● TASK REQUIREMENTS:
A complete answer lists every line of the entries below where the string "مجددا" appears.

(Stored records)
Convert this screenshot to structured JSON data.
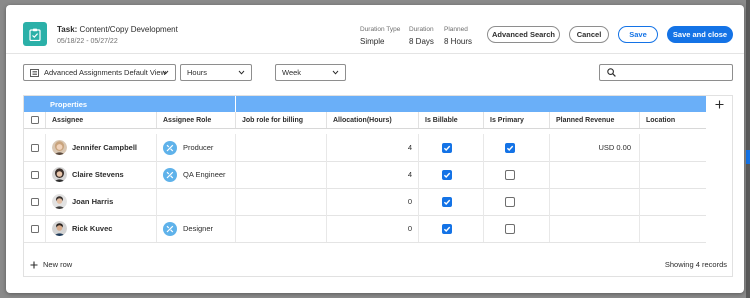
{
  "task": {
    "label": "Task:",
    "name": "Content/Copy Development",
    "dates": "05/18/22 - 05/27/22"
  },
  "meta": {
    "duration_type_label": "Duration Type",
    "duration_type_value": "Simple",
    "duration_label": "Duration",
    "duration_value": "8 Days",
    "planned_label": "Planned",
    "planned_value": "8 Hours"
  },
  "buttons": {
    "advanced_search": "Advanced Search",
    "cancel": "Cancel",
    "save": "Save",
    "save_close": "Save and close"
  },
  "toolbar": {
    "view": "Advanced Assignments Default View",
    "unit": "Hours",
    "period": "Week",
    "search_placeholder": ""
  },
  "grid": {
    "group_label": "Properties",
    "columns": [
      "Assignee",
      "Assignee Role",
      "Job role for billing",
      "Allocation(Hours)",
      "Is Billable",
      "Is Primary",
      "Planned Revenue",
      "Location"
    ],
    "rows": [
      {
        "name": "Jennifer Campbell",
        "role": "Producer",
        "job_role": "",
        "allocation": "4",
        "billable": true,
        "primary": true,
        "revenue": "USD 0.00",
        "location": ""
      },
      {
        "name": "Claire Stevens",
        "role": "QA Engineer",
        "job_role": "",
        "allocation": "4",
        "billable": true,
        "primary": false,
        "revenue": "",
        "location": ""
      },
      {
        "name": "Joan Harris",
        "role": "",
        "job_role": "",
        "allocation": "0",
        "billable": true,
        "primary": false,
        "revenue": "",
        "location": ""
      },
      {
        "name": "Rick Kuvec",
        "role": "Designer",
        "job_role": "",
        "allocation": "0",
        "billable": true,
        "primary": false,
        "revenue": "",
        "location": ""
      }
    ]
  },
  "footer": {
    "new_row": "New row",
    "record_count": "Showing 4 records"
  },
  "colors": {
    "accent": "#1473e6",
    "header_band": "#6aaff8",
    "task_icon": "#2bb0a8",
    "role_icon": "#5fb2ea"
  }
}
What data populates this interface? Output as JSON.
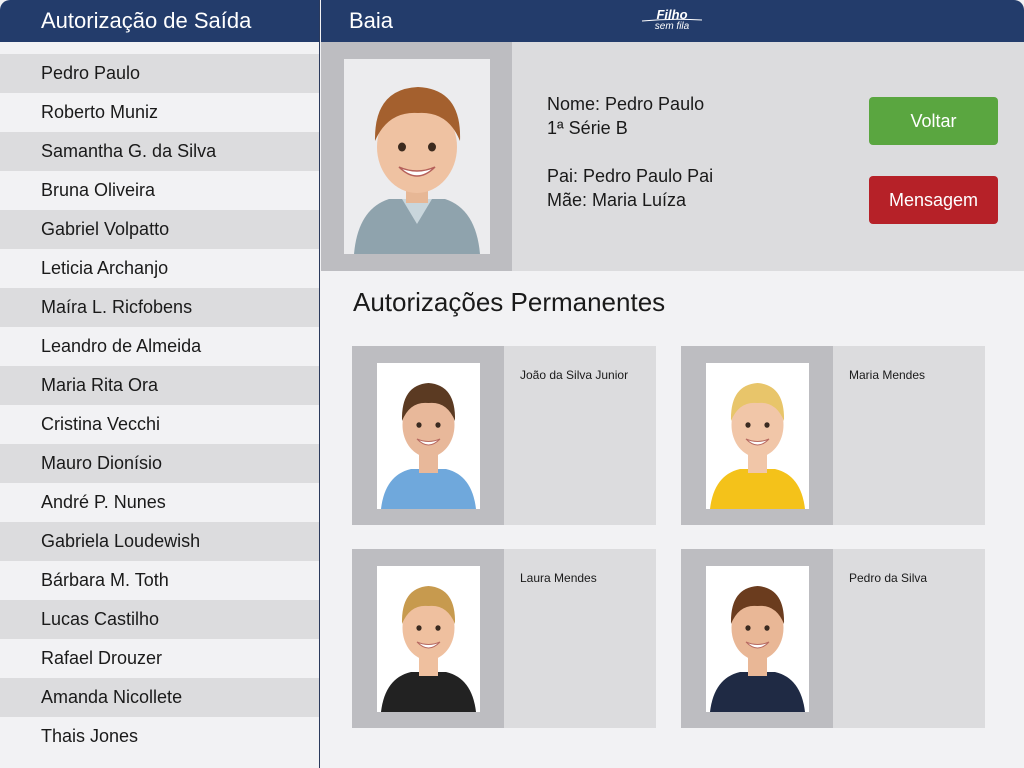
{
  "sidebar": {
    "title": "Autorização de Saída",
    "students": [
      "Pedro Paulo",
      "Roberto Muniz",
      "Samantha G. da Silva",
      "Bruna Oliveira",
      "Gabriel Volpatto",
      "Leticia Archanjo",
      "Maíra L. Ricfobens",
      "Leandro de Almeida",
      "Maria Rita Ora",
      "Cristina Vecchi",
      "Mauro Dionísio",
      "André P. Nunes",
      "Gabriela Loudewish",
      "Bárbara M. Toth",
      "Lucas Castilho",
      "Rafael Drouzer",
      "Amanda Nicollete",
      "Thais Jones"
    ]
  },
  "header": {
    "title": "Baia",
    "logo_line1": "Filho",
    "logo_line2": "sem fila"
  },
  "student": {
    "name": "Nome: Pedro Paulo",
    "grade": "1ª Série B",
    "father": "Pai: Pedro Paulo Pai",
    "mother": "Mãe: Maria Luíza",
    "back_label": "Voltar",
    "message_label": "Mensagem"
  },
  "authorizations": {
    "title": "Autorizações Permanentes",
    "people": [
      {
        "name": "João da Silva Junior",
        "shirt": "#6fa8dc",
        "hair": "#5b3a22",
        "skin": "#e8b89a"
      },
      {
        "name": "Maria Mendes",
        "shirt": "#f4c21a",
        "hair": "#e8c56a",
        "skin": "#f1c6a8"
      },
      {
        "name": "Laura Mendes",
        "shirt": "#222222",
        "hair": "#c79a4e",
        "skin": "#efc09f"
      },
      {
        "name": "Pedro da Silva",
        "shirt": "#1f2a44",
        "hair": "#6b3c1e",
        "skin": "#e9b796"
      }
    ]
  },
  "colors": {
    "header_bg": "#233c6b",
    "back_button": "#5aa640",
    "message_button": "#b62128"
  }
}
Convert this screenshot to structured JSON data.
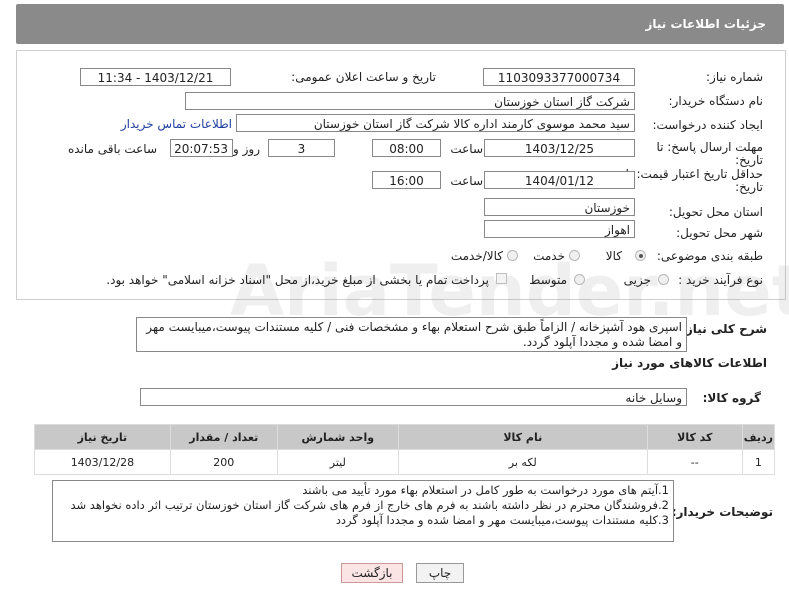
{
  "header": {
    "title": "جزئیات اطلاعات نیاز"
  },
  "form": {
    "need_number": {
      "label": "شماره نیاز:",
      "value": "1103093377000734"
    },
    "announce_datetime": {
      "label": "تاریخ و ساعت اعلان عمومی:",
      "value": "1403/12/21 - 11:34"
    },
    "buyer_org": {
      "label": "نام دستگاه خریدار:",
      "value": "شرکت گاز استان خوزستان"
    },
    "requester": {
      "label": "ایجاد کننده درخواست:",
      "value": "سید محمد موسوی کارمند اداره کالا شرکت گاز استان خوزستان",
      "contact_link": "اطلاعات تماس خریدار"
    },
    "deadline": {
      "label_line1": "مهلت ارسال پاسخ: تا",
      "label_line2": "تاریخ:",
      "date": "1403/12/25",
      "time_label": "ساعت",
      "time": "08:00",
      "days": "3",
      "days_label": "روز و",
      "remaining": "20:07:53",
      "remaining_label": "ساعت باقی مانده"
    },
    "validity": {
      "label_line1": "حداقل تاریخ اعتبار قیمت: تا",
      "label_line2": "تاریخ:",
      "date": "1404/01/12",
      "time_label": "ساعت",
      "time": "16:00"
    },
    "province": {
      "label": "استان محل تحویل:",
      "value": "خوزستان"
    },
    "city": {
      "label": "شهر محل تحویل:",
      "value": "اهواز"
    },
    "category": {
      "label": "طبقه بندی موضوعی:",
      "options": [
        "کالا",
        "خدمت",
        "کالا/خدمت"
      ],
      "selected": "کالا"
    },
    "purchase_type": {
      "label": "نوع فرآیند خرید :",
      "options": [
        "جزیی",
        "متوسط"
      ],
      "selected": "",
      "payment_note": "پرداخت تمام یا بخشی از مبلغ خرید،از محل \"اسناد خزانه اسلامی\" خواهد بود."
    }
  },
  "description": {
    "label": "شرح كلی نیاز:",
    "text": "اسپری هود آشپزخانه / الزاماً طبق شرح استعلام بهاء و مشخصات فنی / کلیه مستندات پیوست،میبایست مهر و امضا شده و مجددا آپلود گردد."
  },
  "goods": {
    "section_title": "اطلاعات کالاهای مورد نیاز",
    "group_label": "گروه کالا:",
    "group_value": "وسایل خانه",
    "columns": [
      "ردیف",
      "کد کالا",
      "نام کالا",
      "واحد شمارش",
      "تعداد / مقدار",
      "تاریخ نیاز"
    ],
    "rows": [
      [
        "1",
        "--",
        "لکه بر",
        "لیتر",
        "200",
        "1403/12/28"
      ]
    ]
  },
  "buyer_notes": {
    "label": "توضیحات خریدار:",
    "lines": [
      "1.آیتم های مورد درخواست به طور کامل در استعلام بهاء مورد تأیید می باشند",
      "2.فروشندگان محترم در نظر داشته باشند به فرم های خارج از فرم های شرکت گاز استان خوزستان ترتیب اثر داده نخواهد شد",
      "3.کلیه مستندات پیوست،میبایست مهر و امضا شده و مجددا آپلود گردد"
    ]
  },
  "buttons": {
    "print": "چاپ",
    "back": "بازگشت"
  },
  "watermark": "AriaTender.net"
}
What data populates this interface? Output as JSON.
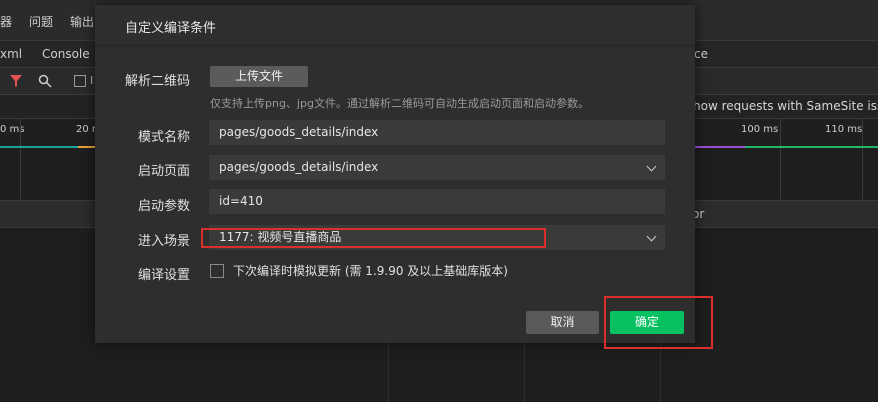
{
  "background": {
    "top_tabs": [
      "器",
      "问题",
      "输出"
    ],
    "sub_tabs": [
      "xml",
      "Console",
      "ce"
    ],
    "samesite_hint": "how requests with SameSite issues",
    "ruler_ticks": [
      "0 ms",
      "20 m",
      "100 ms",
      "110 ms"
    ],
    "header_fragment": "or",
    "filter_checkbox_label": "I"
  },
  "dialog": {
    "title": "自定义编译条件",
    "qr_label": "解析二维码",
    "upload_button": "上传文件",
    "upload_hint": "仅支持上传png、jpg文件。通过解析二维码可自动生成启动页面和启动参数。",
    "mode_name_label": "模式名称",
    "mode_name_value": "pages/goods_details/index",
    "start_page_label": "启动页面",
    "start_page_value": "pages/goods_details/index",
    "start_params_label": "启动参数",
    "start_params_value": "id=410",
    "scene_label": "进入场景",
    "scene_value": "1177: 视频号直播商品",
    "compile_settings_label": "编译设置",
    "compile_checkbox_label": "下次编译时模拟更新 (需 1.9.90 及以上基础库版本)",
    "cancel_button": "取消",
    "confirm_button": "确定"
  },
  "colors": {
    "confirm_green": "#07c160",
    "highlight_red": "#d9302b",
    "filter_icon_red": "#e05252"
  }
}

● ANSWER SPACE:
    "text": "اسپری هود آشپزخانه / الزاماً طبق شرح استعلام بهاء و مشخصات فنی / کلیه مستندات پیوست،میبایست مهر و امضا شده و مجددا آپلود گردد."
      "3.کلیه مستندات پیوست،میبایست مهر و امضا شده و مجددا آپلود گردد"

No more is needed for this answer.